It’s not the actual tunings, it’s the differences in string tension and neck relief
Although we have discussed a lot about the possible inconveniencies when going between tunings, is not the tuning itself the main problem of this aspect.
Actually, what does cause trouble is the change in tension pulling the neck, resulting in neck relief, uncomfortable string action, fret buzz among others.
To balance a lower tuning you could install thicker strings which will generate extra tension plus everything would be balanced out.
The same principle may be taken into account when doing it the other way around, tuning half step down with thinner strings.
However, try not to think of this as a table of equivalences because it doesn’t work that way.
As each instrument is different, you should test tunings with diverse string gauges, see how they feel and how the guitar reacts.
Would you need to set up your guitar every time you change tunings?
Contrarily you may think, it is not necessary to set up your instrument every single time you vary tunings.
Although in some cases a setup might be required, is not something you must do strictly when changing them.
Make your guitar set up only if you notice any of the previously explained signs.
However, if you feel curious about this issue and you want to know more about it, we have a wonderful article in which we break down that topic!
If you usually move between a few tunings, consider getting more guitars
When watching guitar players perform on stage you may notice that they change guitars between songs, that is not only because they want to get a different tone but also because they may not be using the same tunings through all songs.
It is not eccentric conduct, if you tend to change between various tuning, you should consider getting more guitars.
Probably not for going from standard to drop D, that is something you can easily and fastly do.
But if you play songs in E standard, some open tuning, and standard D or C, it would be wise to get specific guitars for each of those tunings down the line.

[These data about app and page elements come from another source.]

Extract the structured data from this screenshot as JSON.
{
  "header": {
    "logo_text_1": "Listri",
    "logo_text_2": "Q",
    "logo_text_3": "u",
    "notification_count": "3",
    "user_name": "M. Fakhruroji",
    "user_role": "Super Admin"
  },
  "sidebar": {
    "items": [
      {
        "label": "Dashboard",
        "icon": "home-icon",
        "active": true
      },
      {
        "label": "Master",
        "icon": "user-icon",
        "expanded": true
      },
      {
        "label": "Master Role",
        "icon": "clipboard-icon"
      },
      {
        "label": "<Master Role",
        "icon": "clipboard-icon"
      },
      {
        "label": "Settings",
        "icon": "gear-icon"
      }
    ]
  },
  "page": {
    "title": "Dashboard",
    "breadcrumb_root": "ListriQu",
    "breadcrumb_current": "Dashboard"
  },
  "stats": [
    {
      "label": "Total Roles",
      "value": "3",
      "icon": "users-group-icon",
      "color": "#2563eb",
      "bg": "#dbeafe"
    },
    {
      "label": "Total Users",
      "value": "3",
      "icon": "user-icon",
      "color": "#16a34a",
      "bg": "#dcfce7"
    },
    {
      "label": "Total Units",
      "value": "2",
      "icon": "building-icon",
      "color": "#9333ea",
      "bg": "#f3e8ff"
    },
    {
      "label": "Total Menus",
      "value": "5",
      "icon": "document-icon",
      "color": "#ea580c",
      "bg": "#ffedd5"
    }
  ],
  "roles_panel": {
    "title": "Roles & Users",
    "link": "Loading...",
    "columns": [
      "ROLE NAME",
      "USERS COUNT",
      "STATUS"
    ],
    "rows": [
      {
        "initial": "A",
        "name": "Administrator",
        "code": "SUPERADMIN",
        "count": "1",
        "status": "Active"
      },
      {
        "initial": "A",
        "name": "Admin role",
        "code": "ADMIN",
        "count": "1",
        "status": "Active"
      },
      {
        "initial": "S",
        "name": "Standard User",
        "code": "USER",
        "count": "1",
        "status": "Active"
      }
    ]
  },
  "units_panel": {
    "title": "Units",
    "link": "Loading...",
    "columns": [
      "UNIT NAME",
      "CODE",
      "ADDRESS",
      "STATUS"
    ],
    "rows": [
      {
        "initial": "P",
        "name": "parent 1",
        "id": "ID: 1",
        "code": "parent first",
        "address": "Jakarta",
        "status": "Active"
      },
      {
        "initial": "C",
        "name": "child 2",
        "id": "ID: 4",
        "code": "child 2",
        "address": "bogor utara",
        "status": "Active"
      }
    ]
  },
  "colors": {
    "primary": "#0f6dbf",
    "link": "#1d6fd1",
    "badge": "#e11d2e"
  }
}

In that way, you won’t have to be adjusting your instrument all the time, your instrument will be in tune plus you will save time on stage.
Hello there, my name is Ramiro and I’ve been playing guitar for almost 20 years. I’m obsessed with everything gear-related and I thought it might be worth sharing it. From guitars, pedals, amps, and synths to studio gear and production tips, I hope you find what I post here useful, and I’ll try my best to keep it entertaining also.